I've read a lot of stuff about this topic and I still don't know :). Here's an amusing quote from Steve Pavlina (who has an excellent blog btw), from a list of ways to avoid being productive:
"Instead of doing your actual work, spend most of your time reading productivity blogs. Within a few months, you’ll have acquired enough knowledge to start your own. Eventually you’ll realize that 50% of the web consists of productivity tips written by chronic procrastinators. The other 50% is porn. "
Seriously, I think for me several things lead to procrastination - one is fear of failure - second, feeling overwhelmed by all the things I need and/or want to do and - third, fear of success, because if I do this one project well, then I'll have to do even better next time.
But it's probably different for everybody. What do you think is the cause for you?
Why do we put things off?
That's a great quote from Steve Pavlina, journey. So which half of the web is his site in? :)
In general, I think we put things off for two reasons. First, we're short-sighted -- we value the relief we get from procrastinating highly because it comes now. After all the time we've spent growing up and trying to learn delayed gratification, we're right back to being six months old and wanting everything right this moment.

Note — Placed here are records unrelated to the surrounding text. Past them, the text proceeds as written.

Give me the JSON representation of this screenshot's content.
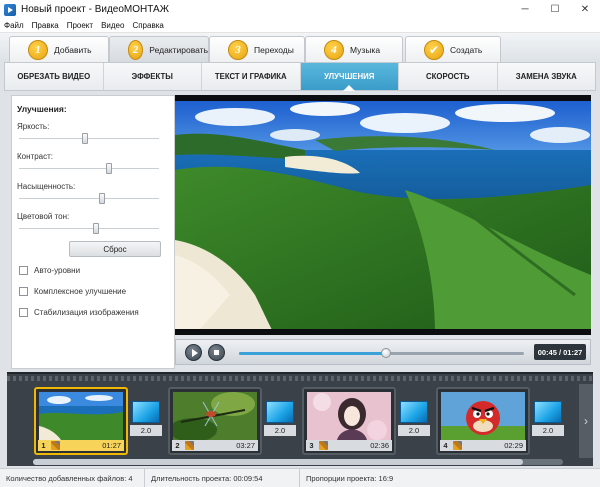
{
  "window": {
    "title": "Новый проект - ВидеоМОНТАЖ"
  },
  "menu": [
    "Файл",
    "Правка",
    "Проект",
    "Видео",
    "Справка"
  ],
  "steps": [
    {
      "num": "1",
      "label": "Добавить",
      "active": false
    },
    {
      "num": "2",
      "label": "Редактировать",
      "active": true
    },
    {
      "num": "3",
      "label": "Переходы",
      "active": false
    },
    {
      "num": "4",
      "label": "Музыка",
      "active": false
    },
    {
      "num": "✔",
      "label": "Создать",
      "active": false
    }
  ],
  "subtabs": [
    {
      "label": "ОБРЕЗАТЬ ВИДЕО",
      "active": false
    },
    {
      "label": "ЭФФЕКТЫ",
      "active": false
    },
    {
      "label": "ТЕКСТ И ГРАФИКА",
      "active": false
    },
    {
      "label": "УЛУЧШЕНИЯ",
      "active": true
    },
    {
      "label": "СКОРОСТЬ",
      "active": false
    },
    {
      "label": "ЗАМЕНА ЗВУКА",
      "active": false
    }
  ],
  "enhance": {
    "title": "Улучшения:",
    "sliders": [
      {
        "label": "Яркость:",
        "value": 0.47
      },
      {
        "label": "Контраст:",
        "value": 0.65
      },
      {
        "label": "Насыщенность:",
        "value": 0.6
      },
      {
        "label": "Цветовой тон:",
        "value": 0.55
      }
    ],
    "reset_label": "Сброс",
    "checkboxes": [
      {
        "label": "Авто-уровни",
        "checked": false
      },
      {
        "label": "Комплексное улучшение",
        "checked": false
      },
      {
        "label": "Стабилизация изображения",
        "checked": false
      }
    ]
  },
  "player": {
    "time": "00:45 / 01:27",
    "progress": 0.517
  },
  "timeline": {
    "clips": [
      {
        "num": "1",
        "duration": "01:27",
        "selected": true,
        "scene": "coast"
      },
      {
        "num": "2",
        "duration": "03:27",
        "selected": false,
        "scene": "dragonfly"
      },
      {
        "num": "3",
        "duration": "02:36",
        "selected": false,
        "scene": "anime"
      },
      {
        "num": "4",
        "duration": "02:29",
        "selected": false,
        "scene": "angry-bird"
      }
    ],
    "transitions": [
      "2.0",
      "2.0",
      "2.0",
      "2.0"
    ]
  },
  "status": {
    "files": "Количество добавленных файлов: 4",
    "length": "Длительность проекта:  00:09:54",
    "ratio": "Пропорции проекта:  16:9"
  },
  "colors": {
    "accent": "#3a9cc9",
    "step_badge": "#f0b020",
    "selected_clip": "#f0b800"
  }
}
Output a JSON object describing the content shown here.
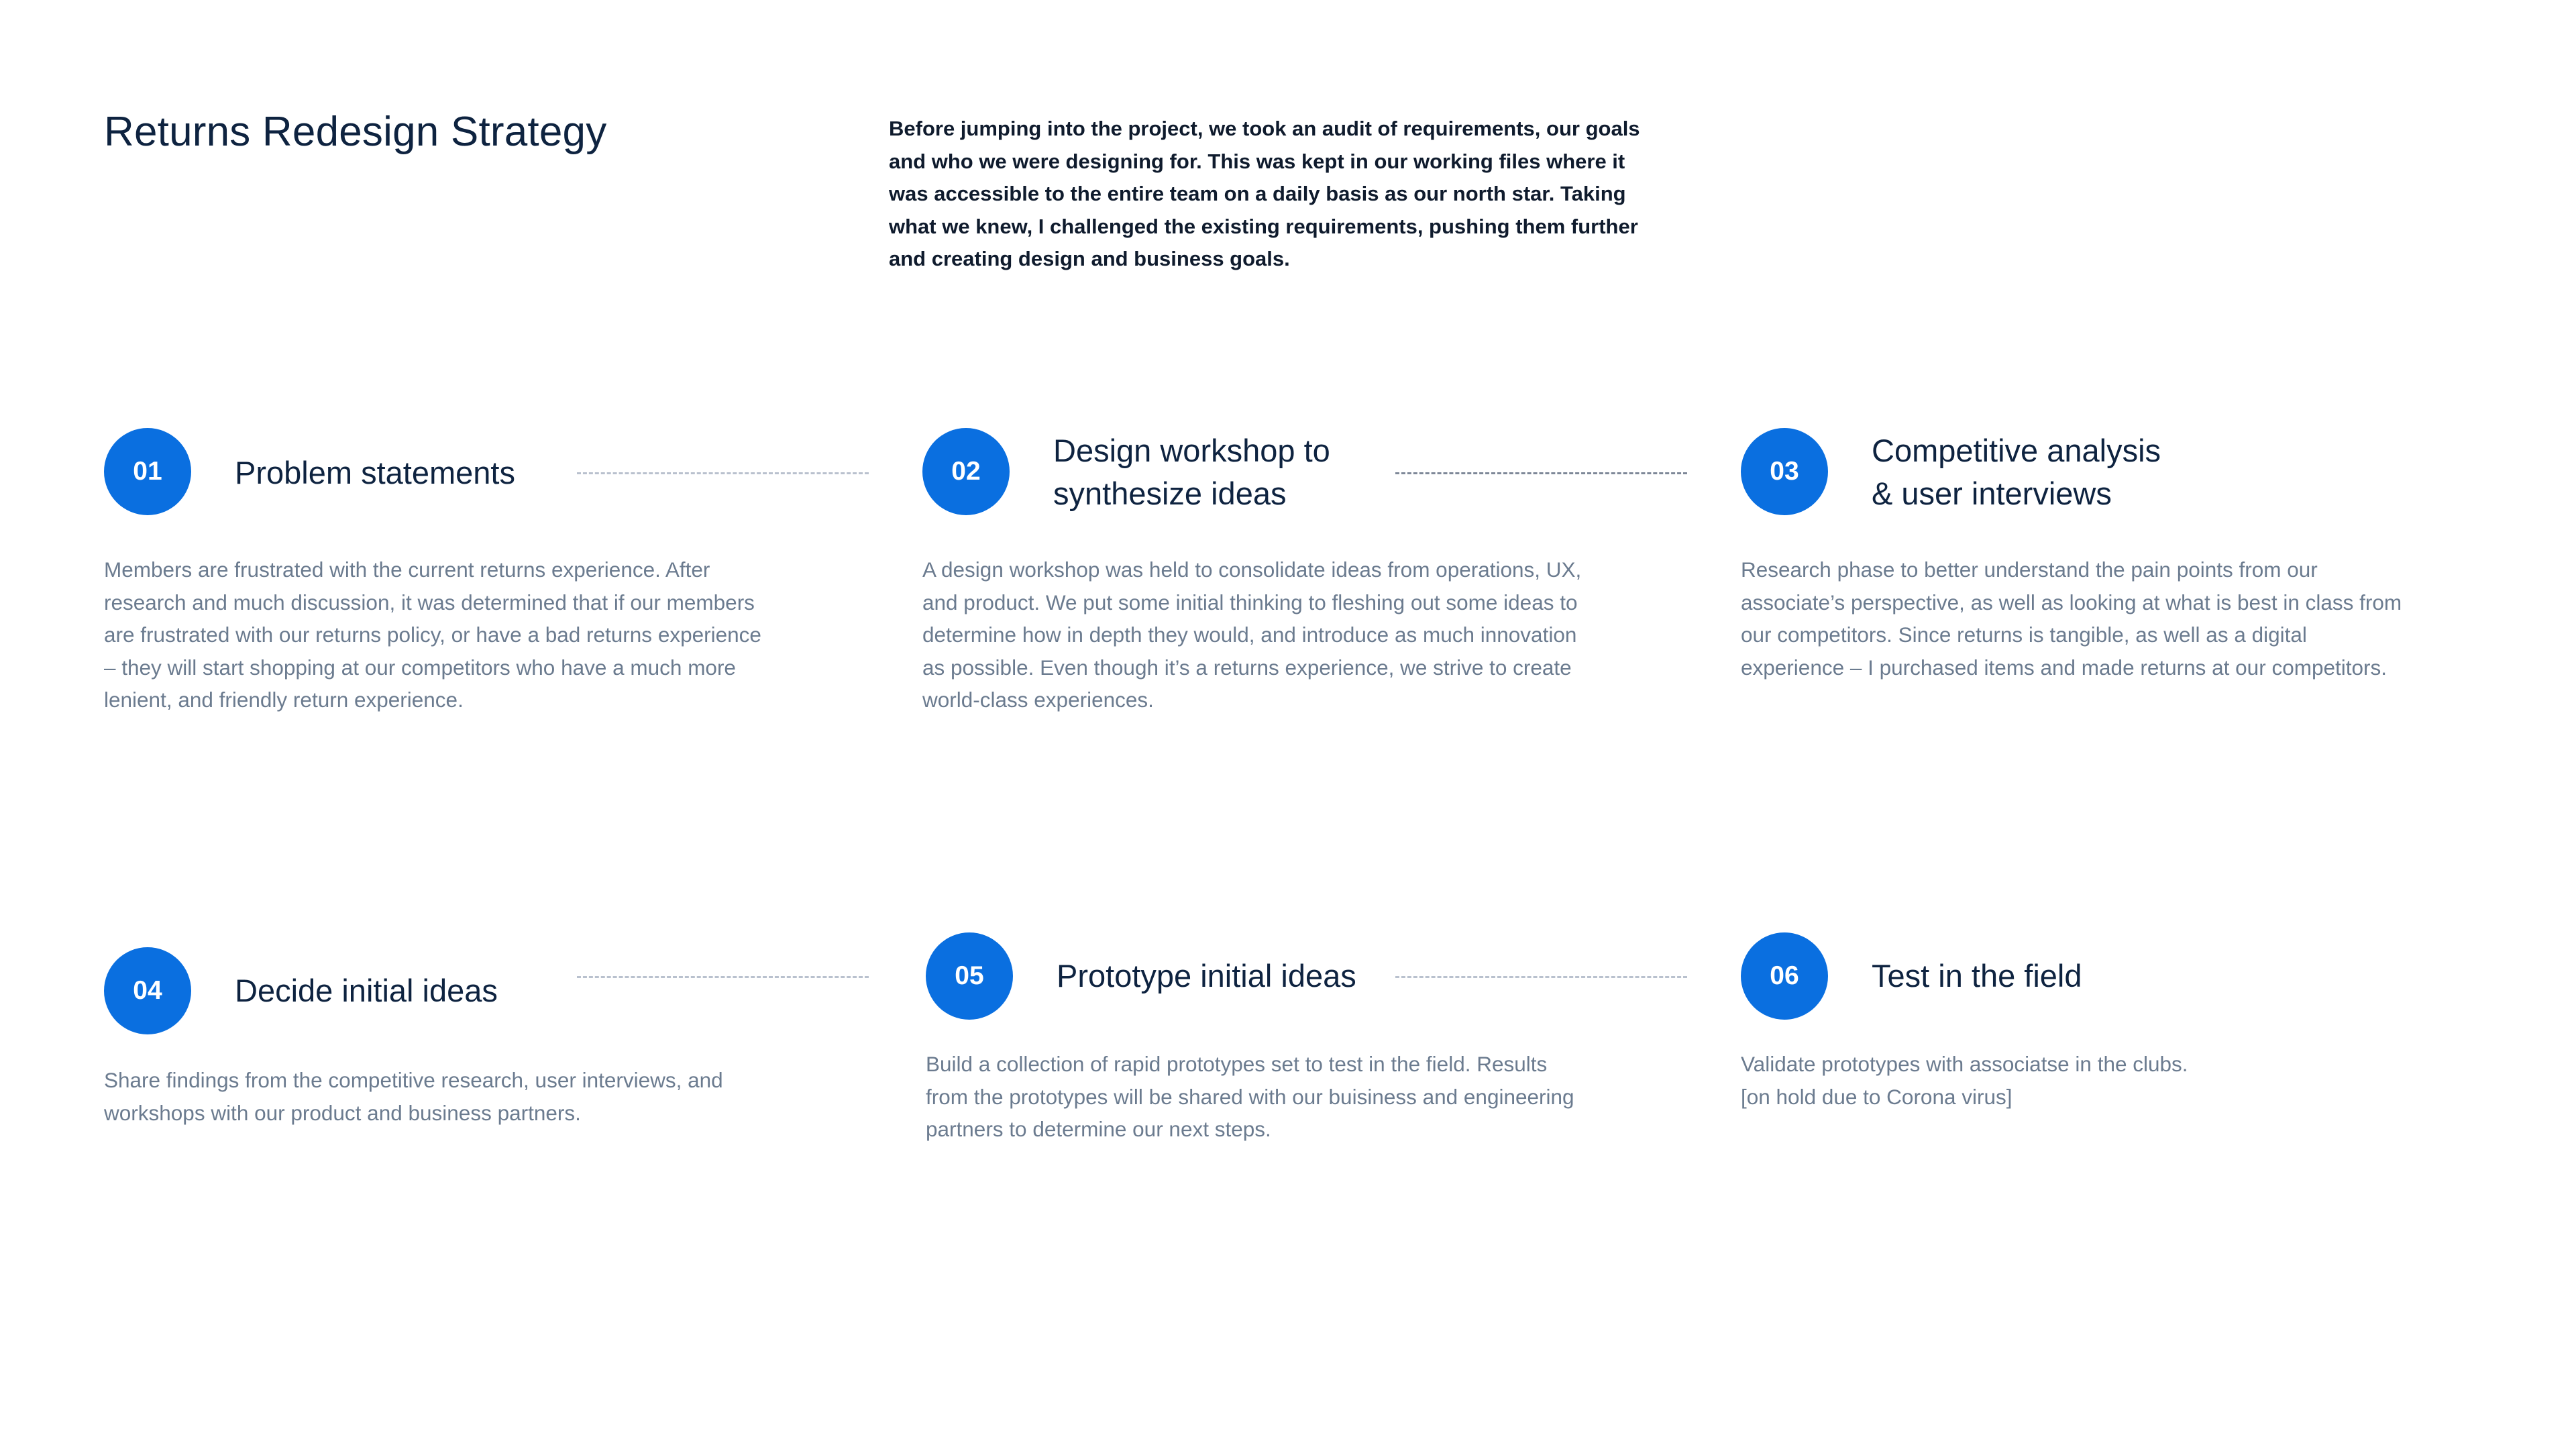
{
  "header": {
    "title": "Returns Redesign Strategy",
    "intro": "Before jumping into the project, we took an audit of requirements, our goals and who we were designing for. This was kept in our working files where it was accessible to the entire team on a daily basis as our north star. Taking what we knew, I challenged the existing requirements, pushing them further and creating design and business goals."
  },
  "colors": {
    "accent": "#0a6fe0",
    "heading": "#0e2340",
    "body_text": "#6b7b8f",
    "connector": "#b9c1ce"
  },
  "steps": [
    {
      "number": "01",
      "title_lines": [
        "Problem statements"
      ],
      "description_lines": [
        "Members are frustrated with the current returns experience. After",
        "research and much discussion, it was determined that if our members",
        "are frustrated with our returns policy, or have a bad returns experience",
        "– they will start shopping at our competitors who have a much more",
        "lenient, and friendly return experience."
      ]
    },
    {
      "number": "02",
      "title_lines": [
        "Design workshop to",
        "synthesize ideas"
      ],
      "description_lines": [
        "A design workshop was held to consolidate ideas from operations, UX,",
        "and product. We put some initial thinking to fleshing out some ideas to",
        "determine how in depth they would, and introduce as much innovation",
        "as possible. Even though it’s a returns experience, we strive to create",
        "world-class experiences."
      ]
    },
    {
      "number": "03",
      "title_lines": [
        "Competitive analysis",
        "& user interviews"
      ],
      "description_lines": [
        "Research phase to better understand the pain points from our",
        "associate’s perspective, as well as looking at what is best in class from",
        "our competitors. Since returns is tangible, as well as a digital",
        "experience – I purchased items and made returns at our competitors."
      ]
    },
    {
      "number": "04",
      "title_lines": [
        "Decide initial ideas"
      ],
      "description_lines": [
        "Share findings from the competitive research, user interviews, and",
        "workshops with our product and business partners."
      ]
    },
    {
      "number": "05",
      "title_lines": [
        "Prototype initial ideas"
      ],
      "description_lines": [
        "Build a collection of rapid prototypes set to test in the field. Results",
        "from the prototypes will be shared with our buisiness and engineering",
        "partners to determine our next steps."
      ]
    },
    {
      "number": "06",
      "title_lines": [
        "Test in the field"
      ],
      "description_lines": [
        "Validate prototypes with associatse in the clubs.",
        "[on hold due to Corona virus]"
      ]
    }
  ]
}
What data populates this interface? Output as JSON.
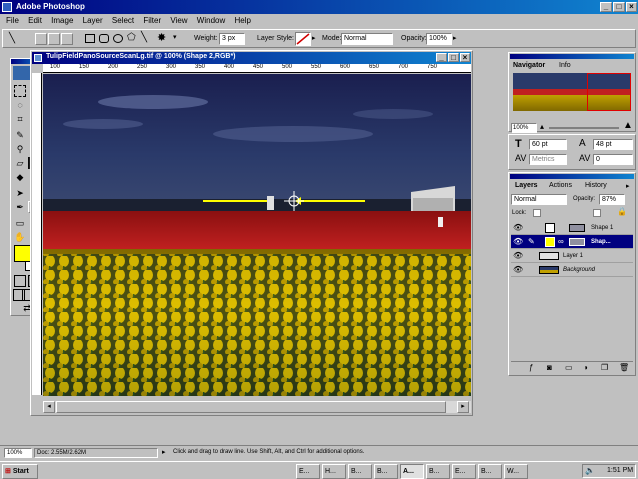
{
  "app": {
    "title": "Adobe Photoshop"
  },
  "menu": [
    "File",
    "Edit",
    "Image",
    "Layer",
    "Select",
    "Filter",
    "View",
    "Window",
    "Help"
  ],
  "options_bar": {
    "weight_label": "Weight:",
    "weight_value": "3 px",
    "layer_style_label": "Layer Style:",
    "mode_label": "Mode:",
    "mode_value": "Normal",
    "opacity_label": "Opacity:",
    "opacity_value": "100%"
  },
  "document": {
    "title": "TulipFieldPanoSourceScanLg.tif @ 100% (Shape 2,RGB*)",
    "ruler_ticks": [
      "100",
      "150",
      "200",
      "250",
      "300",
      "350",
      "400",
      "450",
      "500",
      "550",
      "600",
      "650",
      "700",
      "750"
    ]
  },
  "navigator": {
    "tabs": [
      "Navigator",
      "Info"
    ],
    "zoom": "100%"
  },
  "character": {
    "font_size": "60 pt",
    "leading": "48 pt",
    "tracking": "Metrics",
    "kerning": "0"
  },
  "layers_panel": {
    "tabs": [
      "Layers",
      "Actions",
      "History"
    ],
    "blend_mode": "Normal",
    "opacity_label": "Opacity:",
    "opacity_value": "87%",
    "lock_label": "Lock:",
    "layers": [
      {
        "name": "Shape 1",
        "selected": false
      },
      {
        "name": "Shap...",
        "selected": true
      },
      {
        "name": "Layer 1",
        "selected": false
      },
      {
        "name": "Background",
        "selected": false
      }
    ]
  },
  "status_bar": {
    "zoom": "100%",
    "doc_size": "Doc: 2.55M/2.62M",
    "hint": "Click and drag to draw line. Use Shift, Alt, and Ctrl for additional options."
  },
  "taskbar": {
    "start": "Start",
    "tasks": [
      "E...",
      "H...",
      "B...",
      "B...",
      "A...",
      "B...",
      "E...",
      "B...",
      "W..."
    ],
    "clock": "1:51 PM"
  },
  "colors": {
    "title_blue": "#000080",
    "foreground_swatch": "#ffff00",
    "selected_layer": "#000080"
  }
}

Second, we misjudge the difficulty of our tasks. I have had several mornings where I spent half an hour doing what I thought would be a day's worth of work. Why did I think that work would fill a day?
Combined, we end up with really scary tasks, and we run away from them to find temporarily release instead of working through them to get the real value of completion.